===== DATA FOR THE TASK

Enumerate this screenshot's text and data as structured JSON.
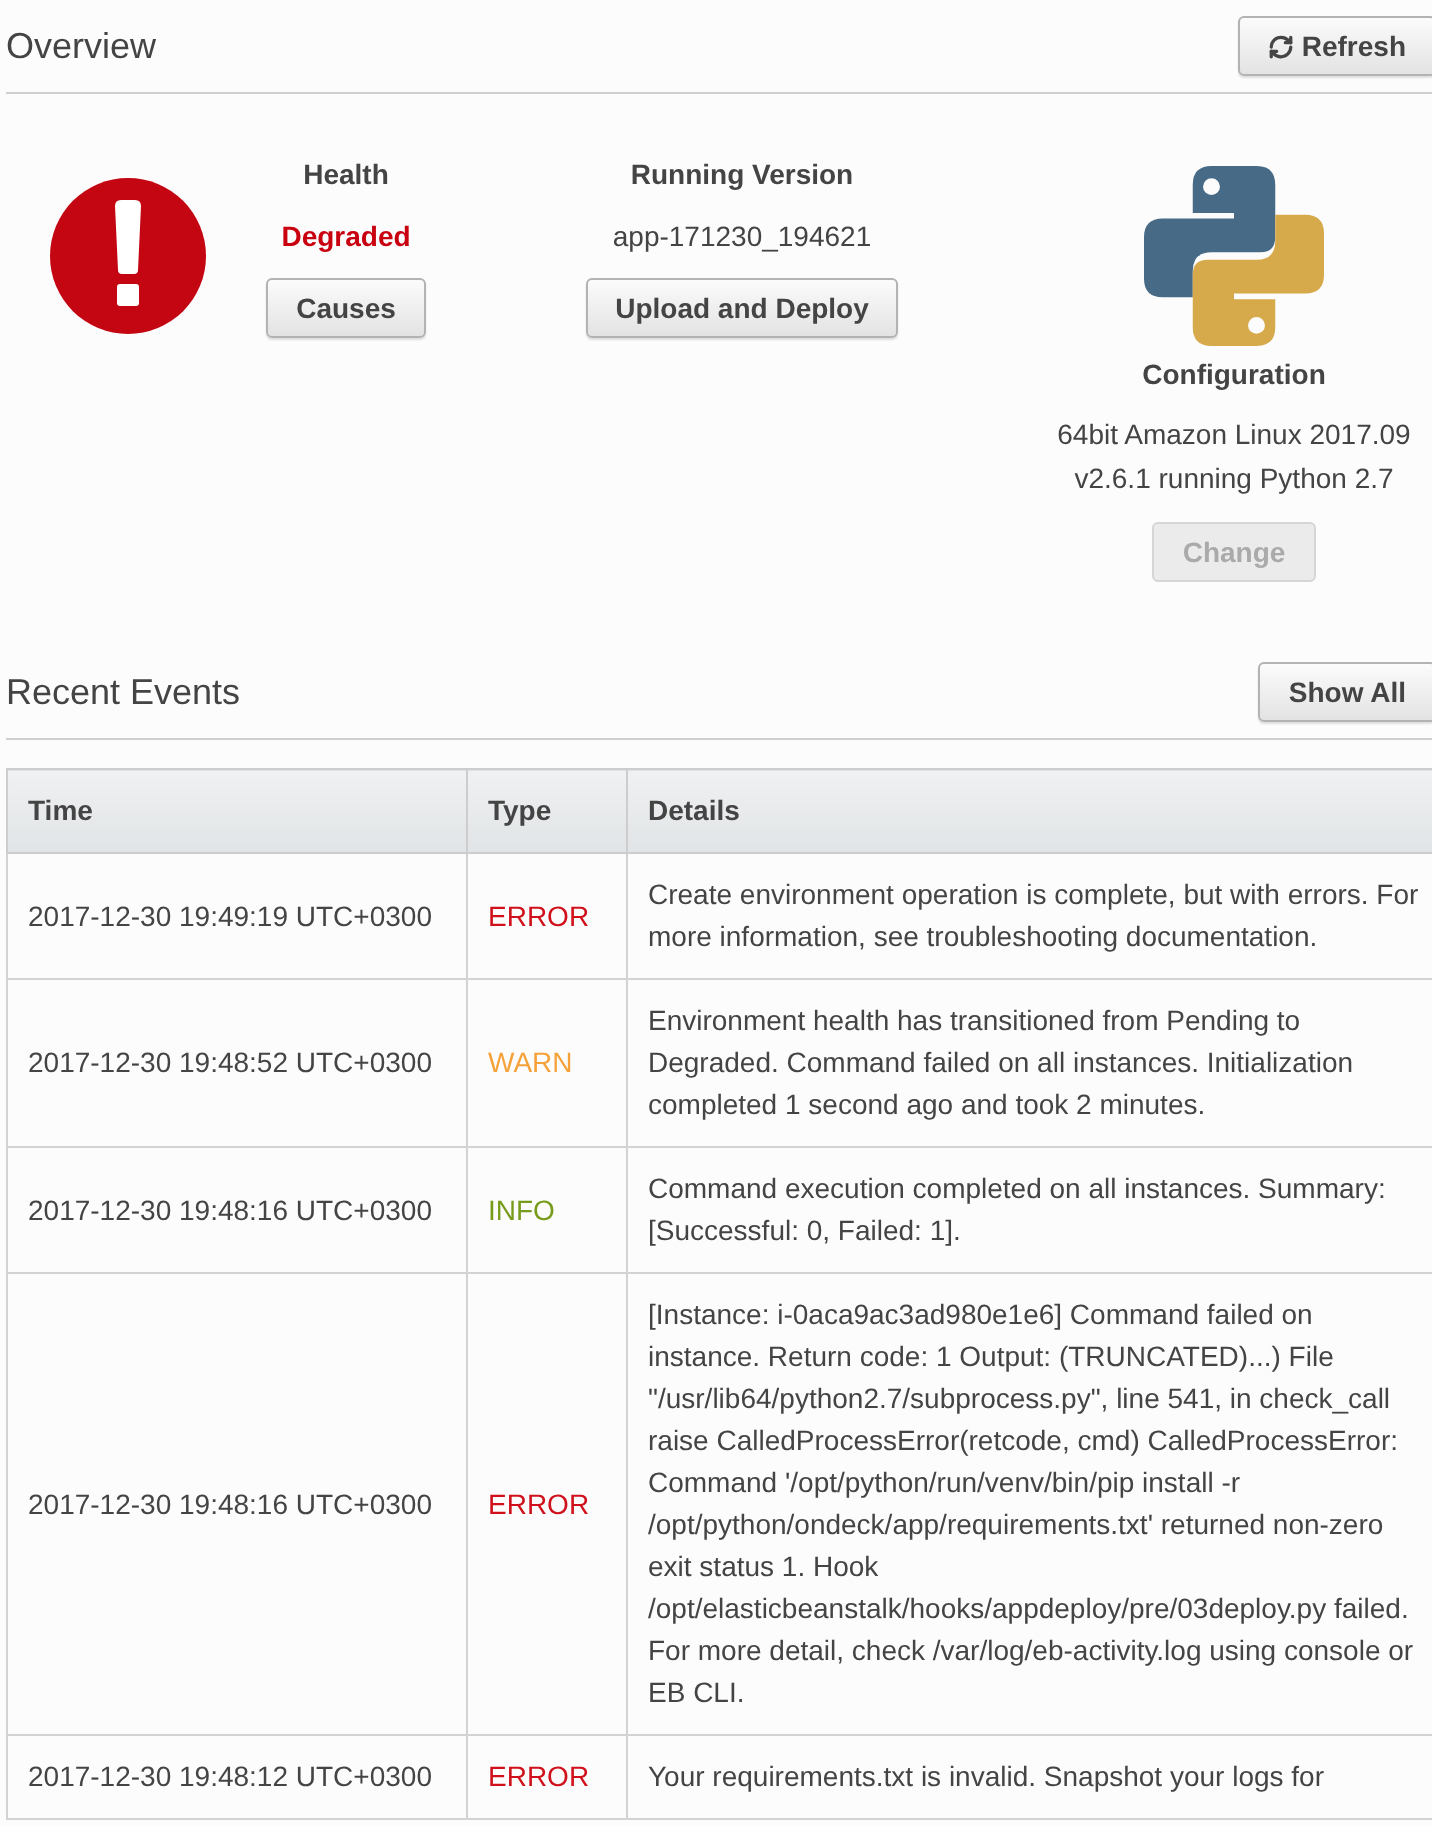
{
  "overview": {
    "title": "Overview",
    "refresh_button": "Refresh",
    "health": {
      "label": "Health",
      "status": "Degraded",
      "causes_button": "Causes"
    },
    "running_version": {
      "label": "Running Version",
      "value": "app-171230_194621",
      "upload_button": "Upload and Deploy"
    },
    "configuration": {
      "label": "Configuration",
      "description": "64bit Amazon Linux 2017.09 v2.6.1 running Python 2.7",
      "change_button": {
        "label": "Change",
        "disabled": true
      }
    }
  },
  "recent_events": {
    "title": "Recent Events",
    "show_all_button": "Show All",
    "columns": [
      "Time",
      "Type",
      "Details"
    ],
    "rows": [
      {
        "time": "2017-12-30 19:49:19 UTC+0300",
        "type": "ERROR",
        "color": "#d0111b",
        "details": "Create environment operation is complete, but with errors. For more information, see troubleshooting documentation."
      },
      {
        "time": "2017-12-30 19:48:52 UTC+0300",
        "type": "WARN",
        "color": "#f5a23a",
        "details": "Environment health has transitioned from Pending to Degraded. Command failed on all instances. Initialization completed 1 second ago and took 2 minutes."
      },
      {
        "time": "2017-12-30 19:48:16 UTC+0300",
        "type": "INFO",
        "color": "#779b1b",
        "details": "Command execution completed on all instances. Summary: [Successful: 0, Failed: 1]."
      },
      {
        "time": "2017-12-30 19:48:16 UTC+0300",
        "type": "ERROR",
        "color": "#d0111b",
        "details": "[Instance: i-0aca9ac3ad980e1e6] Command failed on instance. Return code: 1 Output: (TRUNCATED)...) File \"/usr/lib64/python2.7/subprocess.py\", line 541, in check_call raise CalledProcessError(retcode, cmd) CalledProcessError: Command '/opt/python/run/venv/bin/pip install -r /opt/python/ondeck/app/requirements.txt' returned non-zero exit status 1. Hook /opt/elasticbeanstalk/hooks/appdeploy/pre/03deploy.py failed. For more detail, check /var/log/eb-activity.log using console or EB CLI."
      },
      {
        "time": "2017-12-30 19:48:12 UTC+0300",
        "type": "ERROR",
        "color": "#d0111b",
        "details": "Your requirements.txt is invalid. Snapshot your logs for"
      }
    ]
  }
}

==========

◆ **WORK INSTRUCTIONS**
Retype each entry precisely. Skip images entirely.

◆ **RESULT FOR THIS EXERCISE**
Enumerate this screenshot's text and data as structured JSON.
{
  "overview": {
    "title": "Overview",
    "refresh_button": "Refresh",
    "health": {
      "label": "Health",
      "status": "Degraded",
      "causes_button": "Causes"
    },
    "running_version": {
      "label": "Running Version",
      "value": "app-171230_194621",
      "upload_button": "Upload and Deploy"
    },
    "configuration": {
      "label": "Configuration",
      "description": "64bit Amazon Linux 2017.09 v2.6.1 running Python 2.7",
      "change_button": {
        "label": "Change",
        "disabled": true
      }
    }
  },
  "recent_events": {
    "title": "Recent Events",
    "show_all_button": "Show All",
    "columns": [
      "Time",
      "Type",
      "Details"
    ],
    "rows": [
      {
        "time": "2017-12-30 19:49:19 UTC+0300",
        "type": "ERROR",
        "color": "#d0111b",
        "details": "Create environment operation is complete, but with errors. For more information, see troubleshooting documentation."
      },
      {
        "time": "2017-12-30 19:48:52 UTC+0300",
        "type": "WARN",
        "color": "#f5a23a",
        "details": "Environment health has transitioned from Pending to Degraded. Command failed on all instances. Initialization completed 1 second ago and took 2 minutes."
      },
      {
        "time": "2017-12-30 19:48:16 UTC+0300",
        "type": "INFO",
        "color": "#779b1b",
        "details": "Command execution completed on all instances. Summary: [Successful: 0, Failed: 1]."
      },
      {
        "time": "2017-12-30 19:48:16 UTC+0300",
        "type": "ERROR",
        "color": "#d0111b",
        "details": "[Instance: i-0aca9ac3ad980e1e6] Command failed on instance. Return code: 1 Output: (TRUNCATED)...) File \"/usr/lib64/python2.7/subprocess.py\", line 541, in check_call raise CalledProcessError(retcode, cmd) CalledProcessError: Command '/opt/python/run/venv/bin/pip install -r /opt/python/ondeck/app/requirements.txt' returned non-zero exit status 1. Hook /opt/elasticbeanstalk/hooks/appdeploy/pre/03deploy.py failed. For more detail, check /var/log/eb-activity.log using console or EB CLI."
      },
      {
        "time": "2017-12-30 19:48:12 UTC+0300",
        "type": "ERROR",
        "color": "#d0111b",
        "details": "Your requirements.txt is invalid. Snapshot your logs for"
      }
    ]
  }
}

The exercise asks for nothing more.